The work I did over break helped me determine that I want to create a participatory, collective, and playful experience that uses meaningful material and is accessible for all ages and by our entire community at ITP. 

A footnote of Act/React: Interactive Installation Art led me to the Encyclopedia of Animal Behavior, and I unexpectedly found myself in the chapters concerning animal calls and communication networks. I started wondering what it might be like for humans to talk in the voices and sounds of other species.

There’s something fun and unexpected about imbuing familiar material with meaning from elsewhere, and so as a starting point for my project, I am curious about creating a communication platform that translates our words into audible animal calls for conversational play. 

Part 3: What are some next steps?
With this starting point in mind, I need to move into the next phase of conceptual development. Here are some paths to follow, although I’m sure to uncover more questions as I go:

Research and brainstorm ways that words can be analyzed and represented. What is sentiment analysis and do I want to use any of those techniques? 

Find and collect repositories of animal recordings. Which animals? What are they saying, how do we know, and does that matter?

Is there any work like this? What sound-related, participatory and preferably public installations can I find?

Do I want to create one large installation piece or several smaller ones? Will it live online, in physical space(s), or both?

Starting prototyping and learning from small experiments!

Reading
Bianchini, Samuel, et al., editors. Practicable: From Participation to Interaction in Contemporary Art. The MIT Press, 2016.

Breed, Robert Stanley, and Janice Moore. Encyclopedia of Animal Behavior.

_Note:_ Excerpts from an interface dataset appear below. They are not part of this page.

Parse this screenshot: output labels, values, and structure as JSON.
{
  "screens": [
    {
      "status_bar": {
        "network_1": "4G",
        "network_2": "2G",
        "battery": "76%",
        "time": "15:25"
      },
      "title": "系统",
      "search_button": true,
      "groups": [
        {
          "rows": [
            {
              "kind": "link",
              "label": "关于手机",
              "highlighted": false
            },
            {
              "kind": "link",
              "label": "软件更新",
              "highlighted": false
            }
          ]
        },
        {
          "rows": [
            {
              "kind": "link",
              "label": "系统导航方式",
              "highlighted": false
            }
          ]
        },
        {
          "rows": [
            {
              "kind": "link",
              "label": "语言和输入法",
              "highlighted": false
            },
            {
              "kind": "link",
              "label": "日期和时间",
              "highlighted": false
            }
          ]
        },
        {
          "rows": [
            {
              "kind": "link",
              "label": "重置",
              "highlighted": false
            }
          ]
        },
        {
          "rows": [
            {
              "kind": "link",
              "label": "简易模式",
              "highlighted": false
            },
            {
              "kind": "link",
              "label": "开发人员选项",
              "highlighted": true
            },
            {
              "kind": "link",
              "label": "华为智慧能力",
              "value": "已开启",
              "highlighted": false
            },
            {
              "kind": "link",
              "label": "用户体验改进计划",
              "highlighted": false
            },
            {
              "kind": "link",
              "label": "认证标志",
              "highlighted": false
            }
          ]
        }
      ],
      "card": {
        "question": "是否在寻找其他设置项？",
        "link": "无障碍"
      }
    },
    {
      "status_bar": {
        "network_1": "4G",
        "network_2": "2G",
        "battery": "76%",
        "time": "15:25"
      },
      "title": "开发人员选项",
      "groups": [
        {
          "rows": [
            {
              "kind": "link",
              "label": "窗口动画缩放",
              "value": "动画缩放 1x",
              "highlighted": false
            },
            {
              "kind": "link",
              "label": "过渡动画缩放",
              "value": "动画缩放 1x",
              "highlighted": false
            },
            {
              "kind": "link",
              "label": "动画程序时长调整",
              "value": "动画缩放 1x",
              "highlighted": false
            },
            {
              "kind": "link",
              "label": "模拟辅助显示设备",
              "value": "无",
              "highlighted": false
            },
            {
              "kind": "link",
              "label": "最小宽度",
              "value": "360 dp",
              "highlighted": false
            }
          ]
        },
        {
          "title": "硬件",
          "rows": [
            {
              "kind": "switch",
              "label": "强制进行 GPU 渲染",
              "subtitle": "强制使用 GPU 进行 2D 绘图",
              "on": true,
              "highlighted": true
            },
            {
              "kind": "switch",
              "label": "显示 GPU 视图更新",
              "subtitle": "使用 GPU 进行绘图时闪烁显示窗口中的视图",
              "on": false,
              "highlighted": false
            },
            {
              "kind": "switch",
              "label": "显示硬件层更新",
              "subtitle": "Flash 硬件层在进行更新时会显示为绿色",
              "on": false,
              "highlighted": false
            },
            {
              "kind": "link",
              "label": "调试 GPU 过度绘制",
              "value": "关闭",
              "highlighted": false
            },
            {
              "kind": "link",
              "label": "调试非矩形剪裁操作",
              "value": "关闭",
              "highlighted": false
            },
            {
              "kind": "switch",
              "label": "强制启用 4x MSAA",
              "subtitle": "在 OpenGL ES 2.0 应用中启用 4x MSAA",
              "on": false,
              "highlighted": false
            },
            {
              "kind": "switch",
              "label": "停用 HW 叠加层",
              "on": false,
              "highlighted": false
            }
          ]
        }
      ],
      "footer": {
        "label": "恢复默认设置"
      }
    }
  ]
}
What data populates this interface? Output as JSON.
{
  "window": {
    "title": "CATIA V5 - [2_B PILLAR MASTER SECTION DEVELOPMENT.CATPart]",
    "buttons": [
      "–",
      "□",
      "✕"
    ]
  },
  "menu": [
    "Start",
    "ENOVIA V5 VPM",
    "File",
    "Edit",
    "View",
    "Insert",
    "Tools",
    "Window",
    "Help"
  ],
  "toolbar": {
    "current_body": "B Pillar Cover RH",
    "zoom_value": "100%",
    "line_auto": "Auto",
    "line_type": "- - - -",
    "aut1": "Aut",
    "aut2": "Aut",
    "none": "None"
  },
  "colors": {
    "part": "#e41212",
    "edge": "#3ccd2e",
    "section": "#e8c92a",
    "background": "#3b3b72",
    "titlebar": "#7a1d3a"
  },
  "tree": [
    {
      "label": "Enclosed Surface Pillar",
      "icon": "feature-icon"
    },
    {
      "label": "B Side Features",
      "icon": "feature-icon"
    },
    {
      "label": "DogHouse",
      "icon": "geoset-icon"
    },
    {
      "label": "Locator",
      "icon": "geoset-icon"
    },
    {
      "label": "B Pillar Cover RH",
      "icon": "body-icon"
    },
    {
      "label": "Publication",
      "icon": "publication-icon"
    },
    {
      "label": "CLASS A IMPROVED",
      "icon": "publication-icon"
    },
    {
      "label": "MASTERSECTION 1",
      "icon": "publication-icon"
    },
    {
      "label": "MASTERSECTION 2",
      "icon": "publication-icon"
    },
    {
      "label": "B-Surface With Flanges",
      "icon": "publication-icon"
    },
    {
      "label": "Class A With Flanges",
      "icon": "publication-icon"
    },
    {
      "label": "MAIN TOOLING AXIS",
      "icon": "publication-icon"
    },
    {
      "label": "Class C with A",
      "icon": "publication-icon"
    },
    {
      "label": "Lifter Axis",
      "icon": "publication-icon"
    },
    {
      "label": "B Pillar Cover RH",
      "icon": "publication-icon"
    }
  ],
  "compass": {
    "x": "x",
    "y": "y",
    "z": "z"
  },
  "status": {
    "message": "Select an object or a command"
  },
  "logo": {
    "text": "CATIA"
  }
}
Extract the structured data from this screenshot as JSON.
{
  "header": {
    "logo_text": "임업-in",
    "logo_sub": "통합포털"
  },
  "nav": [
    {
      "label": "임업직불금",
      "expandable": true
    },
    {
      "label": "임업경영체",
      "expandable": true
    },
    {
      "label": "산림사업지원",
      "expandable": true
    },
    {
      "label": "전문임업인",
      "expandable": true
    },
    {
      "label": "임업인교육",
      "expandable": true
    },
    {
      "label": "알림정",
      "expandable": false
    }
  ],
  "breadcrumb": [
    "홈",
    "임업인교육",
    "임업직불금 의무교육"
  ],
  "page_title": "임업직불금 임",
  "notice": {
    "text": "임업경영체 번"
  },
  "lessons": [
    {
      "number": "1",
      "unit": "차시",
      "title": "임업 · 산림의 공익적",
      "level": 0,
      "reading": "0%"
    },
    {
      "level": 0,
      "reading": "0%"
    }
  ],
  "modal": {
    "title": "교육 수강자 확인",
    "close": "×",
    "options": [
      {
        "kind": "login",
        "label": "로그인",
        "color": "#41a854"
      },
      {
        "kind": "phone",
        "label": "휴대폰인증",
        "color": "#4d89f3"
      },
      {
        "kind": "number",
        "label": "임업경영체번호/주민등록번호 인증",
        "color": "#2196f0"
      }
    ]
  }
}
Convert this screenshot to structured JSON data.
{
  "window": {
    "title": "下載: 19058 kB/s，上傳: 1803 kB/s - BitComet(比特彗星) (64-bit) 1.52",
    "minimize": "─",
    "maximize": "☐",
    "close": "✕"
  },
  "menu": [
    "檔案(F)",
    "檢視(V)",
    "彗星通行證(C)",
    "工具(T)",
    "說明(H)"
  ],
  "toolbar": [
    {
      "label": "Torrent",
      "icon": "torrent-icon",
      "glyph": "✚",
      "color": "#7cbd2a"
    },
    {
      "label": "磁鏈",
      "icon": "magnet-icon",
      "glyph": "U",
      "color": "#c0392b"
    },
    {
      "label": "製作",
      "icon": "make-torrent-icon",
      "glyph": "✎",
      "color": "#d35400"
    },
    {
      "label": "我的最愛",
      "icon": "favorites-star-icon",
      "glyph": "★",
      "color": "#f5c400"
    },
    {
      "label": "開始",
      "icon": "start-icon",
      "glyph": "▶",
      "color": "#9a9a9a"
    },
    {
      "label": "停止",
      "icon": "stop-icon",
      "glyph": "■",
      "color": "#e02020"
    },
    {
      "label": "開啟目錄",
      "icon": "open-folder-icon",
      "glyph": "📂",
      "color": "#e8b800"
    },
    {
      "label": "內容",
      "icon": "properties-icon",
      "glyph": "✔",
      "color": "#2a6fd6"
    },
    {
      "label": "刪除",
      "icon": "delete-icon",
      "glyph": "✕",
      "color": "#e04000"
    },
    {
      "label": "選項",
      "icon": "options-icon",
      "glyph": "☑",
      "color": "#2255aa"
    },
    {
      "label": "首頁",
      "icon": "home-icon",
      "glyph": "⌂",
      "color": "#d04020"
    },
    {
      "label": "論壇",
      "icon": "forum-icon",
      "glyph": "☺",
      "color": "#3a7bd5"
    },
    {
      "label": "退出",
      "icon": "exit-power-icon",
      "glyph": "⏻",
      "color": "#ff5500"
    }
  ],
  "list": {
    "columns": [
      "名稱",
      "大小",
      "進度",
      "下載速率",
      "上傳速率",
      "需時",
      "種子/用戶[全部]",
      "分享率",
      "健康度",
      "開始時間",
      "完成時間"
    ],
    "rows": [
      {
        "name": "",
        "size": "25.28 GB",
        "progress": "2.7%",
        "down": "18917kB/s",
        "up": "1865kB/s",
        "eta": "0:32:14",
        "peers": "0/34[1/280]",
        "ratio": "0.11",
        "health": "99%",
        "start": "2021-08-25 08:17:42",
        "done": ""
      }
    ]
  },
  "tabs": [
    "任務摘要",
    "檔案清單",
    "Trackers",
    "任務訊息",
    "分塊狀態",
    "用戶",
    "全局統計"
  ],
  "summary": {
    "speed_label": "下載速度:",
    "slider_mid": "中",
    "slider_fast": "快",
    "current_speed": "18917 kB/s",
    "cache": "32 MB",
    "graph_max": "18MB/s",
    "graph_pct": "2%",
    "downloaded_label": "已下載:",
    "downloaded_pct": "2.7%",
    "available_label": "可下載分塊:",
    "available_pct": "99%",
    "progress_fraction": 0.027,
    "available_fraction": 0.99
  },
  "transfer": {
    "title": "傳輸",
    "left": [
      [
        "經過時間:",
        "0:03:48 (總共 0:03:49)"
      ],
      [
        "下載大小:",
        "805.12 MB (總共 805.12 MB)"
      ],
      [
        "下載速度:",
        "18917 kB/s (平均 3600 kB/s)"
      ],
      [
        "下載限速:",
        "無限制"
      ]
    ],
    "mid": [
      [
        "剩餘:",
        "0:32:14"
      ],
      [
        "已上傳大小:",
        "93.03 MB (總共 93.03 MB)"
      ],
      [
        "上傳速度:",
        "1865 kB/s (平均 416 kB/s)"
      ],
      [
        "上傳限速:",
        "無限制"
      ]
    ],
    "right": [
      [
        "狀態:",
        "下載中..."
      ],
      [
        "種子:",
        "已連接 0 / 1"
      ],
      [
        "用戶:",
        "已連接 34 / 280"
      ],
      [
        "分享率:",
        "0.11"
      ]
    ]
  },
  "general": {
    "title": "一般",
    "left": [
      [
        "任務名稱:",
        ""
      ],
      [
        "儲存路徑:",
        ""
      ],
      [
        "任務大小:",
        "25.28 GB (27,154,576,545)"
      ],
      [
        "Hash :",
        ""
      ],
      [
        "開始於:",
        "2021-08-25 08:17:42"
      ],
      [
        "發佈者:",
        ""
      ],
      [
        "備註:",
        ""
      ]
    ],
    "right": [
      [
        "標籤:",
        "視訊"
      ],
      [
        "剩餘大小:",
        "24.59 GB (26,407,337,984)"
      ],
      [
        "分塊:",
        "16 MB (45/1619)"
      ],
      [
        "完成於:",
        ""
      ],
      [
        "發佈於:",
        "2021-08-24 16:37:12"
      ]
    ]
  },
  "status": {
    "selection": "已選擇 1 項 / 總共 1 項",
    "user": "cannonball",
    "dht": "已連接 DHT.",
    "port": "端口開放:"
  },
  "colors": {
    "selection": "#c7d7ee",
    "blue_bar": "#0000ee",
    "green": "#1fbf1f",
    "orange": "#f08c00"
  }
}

Elsevier Academic Press, 2010.

Brown, Kathryn. Interactive Contemporary Art - Participation in Practice. I. B. Tauris, 2016.

Candy, Linda, and Ernest A. Edmonds. Interacting: Art, Research and the Creative Practitioner. Libri Publishing, 2011.

Candy, Linda, and Sam Ferguson, editors. Interactive Experience in the Digital Age: Evaluating New Art Practice. Springer International Publishing, 2014.

Cornell, Lauren, and Ed Halter, editors. Mass Effect: Art and the Internet in the Twenty-First Century. The MIT Press, 2015.

Costello, Brigid M. Rhythm, Play and Interaction Design. Springer International Publishing, 2018.

Fifield, George, et al., editors. Act/React: Interactive Installation Art. Milwaukee Art Museum, 2008.

Karahalios, Karrie, and Judith Donath. “Telemurals: Linking Remote Spaces with Social Catalysts.” Proceedings of the 2004 Conference on Human Factors in Computing Systems  - CHI ’04, ACM Press, 2004, pp. 615–22.

Kwastek, Katja. Aesthetics of Interaction in Digital Art. The MIT Press, 2013

Pop, Susa, et al., editors. What Urban Media Art Can Do: Why When Where & How. Avedition, 2016.

Seevinck, Jennifer. Emergence in Interactive Art. Springer International Publishing, 2018.

The Walrus. "The Art of Play | Mark Kingwell | Walrus Talks." YouTube, https://www.youtube.com/watch?v=H4wfLyOgM8E. Accessed 12 Jan. 2019.

Zimna, Katarzyna. Time to Play: Action and Interaction in Contemporary Art. I. B. Tauris, 2014.